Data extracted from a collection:

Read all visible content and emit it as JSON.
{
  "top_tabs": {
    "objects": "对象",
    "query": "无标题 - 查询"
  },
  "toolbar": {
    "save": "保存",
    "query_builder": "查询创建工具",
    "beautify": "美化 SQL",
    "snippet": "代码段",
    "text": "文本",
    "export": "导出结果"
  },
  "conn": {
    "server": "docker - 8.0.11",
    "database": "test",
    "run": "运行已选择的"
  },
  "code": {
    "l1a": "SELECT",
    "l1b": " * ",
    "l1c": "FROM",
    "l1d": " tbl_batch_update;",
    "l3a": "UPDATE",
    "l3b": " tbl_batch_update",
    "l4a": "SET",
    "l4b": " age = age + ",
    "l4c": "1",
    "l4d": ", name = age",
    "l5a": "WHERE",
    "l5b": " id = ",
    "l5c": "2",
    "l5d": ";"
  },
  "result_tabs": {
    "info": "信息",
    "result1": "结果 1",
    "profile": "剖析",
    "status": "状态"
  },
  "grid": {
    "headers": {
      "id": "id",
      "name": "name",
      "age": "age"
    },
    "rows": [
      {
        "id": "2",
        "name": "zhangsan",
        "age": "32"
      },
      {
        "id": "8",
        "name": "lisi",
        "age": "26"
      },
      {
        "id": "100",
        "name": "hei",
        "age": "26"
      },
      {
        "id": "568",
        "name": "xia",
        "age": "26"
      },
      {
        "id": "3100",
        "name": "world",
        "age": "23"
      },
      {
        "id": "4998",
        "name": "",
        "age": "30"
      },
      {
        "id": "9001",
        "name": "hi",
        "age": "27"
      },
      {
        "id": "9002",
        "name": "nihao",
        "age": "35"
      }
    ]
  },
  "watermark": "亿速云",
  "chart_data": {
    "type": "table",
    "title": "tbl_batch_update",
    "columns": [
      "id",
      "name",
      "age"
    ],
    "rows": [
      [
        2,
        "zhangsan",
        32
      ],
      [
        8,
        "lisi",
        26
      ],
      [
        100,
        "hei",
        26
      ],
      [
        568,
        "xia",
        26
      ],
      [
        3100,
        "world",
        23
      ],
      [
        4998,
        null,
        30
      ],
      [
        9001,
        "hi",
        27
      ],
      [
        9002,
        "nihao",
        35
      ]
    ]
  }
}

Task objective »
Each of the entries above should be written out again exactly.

Reply to the exercise »
Read all visible content and emit it as JSON.
{
  "top_tabs": {
    "objects": "对象",
    "query": "无标题 - 查询"
  },
  "toolbar": {
    "save": "保存",
    "query_builder": "查询创建工具",
    "beautify": "美化 SQL",
    "snippet": "代码段",
    "text": "文本",
    "export": "导出结果"
  },
  "conn": {
    "server": "docker - 8.0.11",
    "database": "test",
    "run": "运行已选择的"
  },
  "code": {
    "l1a": "SELECT",
    "l1b": " * ",
    "l1c": "FROM",
    "l1d": " tbl_batch_update;",
    "l3a": "UPDATE",
    "l3b": " tbl_batch_update",
    "l4a": "SET",
    "l4b": " age = age + ",
    "l4c": "1",
    "l4d": ", name = age",
    "l5a": "WHERE",
    "l5b": " id = ",
    "l5c": "2",
    "l5d": ";"
  },
  "result_tabs": {
    "info": "信息",
    "result1": "结果 1",
    "profile": "剖析",
    "status": "状态"
  },
  "grid": {
    "headers": {
      "id": "id",
      "name": "name",
      "age": "age"
    },
    "rows": [
      {
        "id": "2",
        "name": "zhangsan",
        "age": "32"
      },
      {
        "id": "8",
        "name": "lisi",
        "age": "26"
      },
      {
        "id": "100",
        "name": "hei",
        "age": "26"
      },
      {
        "id": "568",
        "name": "xia",
        "age": "26"
      },
      {
        "id": "3100",
        "name": "world",
        "age": "23"
      },
      {
        "id": "4998",
        "name": "",
        "age": "30"
      },
      {
        "id": "9001",
        "name": "hi",
        "age": "27"
      },
      {
        "id": "9002",
        "name": "nihao",
        "age": "35"
      }
    ]
  },
  "watermark": "亿速云",
  "chart_data": {
    "type": "table",
    "title": "tbl_batch_update",
    "columns": [
      "id",
      "name",
      "age"
    ],
    "rows": [
      [
        2,
        "zhangsan",
        32
      ],
      [
        8,
        "lisi",
        26
      ],
      [
        100,
        "hei",
        26
      ],
      [
        568,
        "xia",
        26
      ],
      [
        3100,
        "world",
        23
      ],
      [
        4998,
        null,
        30
      ],
      [
        9001,
        "hi",
        27
      ],
      [
        9002,
        "nihao",
        35
      ]
    ]
  }
}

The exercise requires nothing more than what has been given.